*** Opening of The records ***

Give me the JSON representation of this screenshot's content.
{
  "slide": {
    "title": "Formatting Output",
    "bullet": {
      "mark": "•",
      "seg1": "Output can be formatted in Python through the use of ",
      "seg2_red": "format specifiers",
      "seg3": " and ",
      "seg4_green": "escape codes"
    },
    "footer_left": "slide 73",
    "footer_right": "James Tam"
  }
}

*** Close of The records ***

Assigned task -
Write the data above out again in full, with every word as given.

Your response -
Give me the JSON representation of this screenshot's content.
{
  "slide": {
    "title": "Formatting Output",
    "bullet": {
      "mark": "•",
      "seg1": "Output can be formatted in Python through the use of ",
      "seg2_red": "format specifiers",
      "seg3": " and ",
      "seg4_green": "escape codes"
    },
    "footer_left": "slide 73",
    "footer_right": "James Tam"
  }
}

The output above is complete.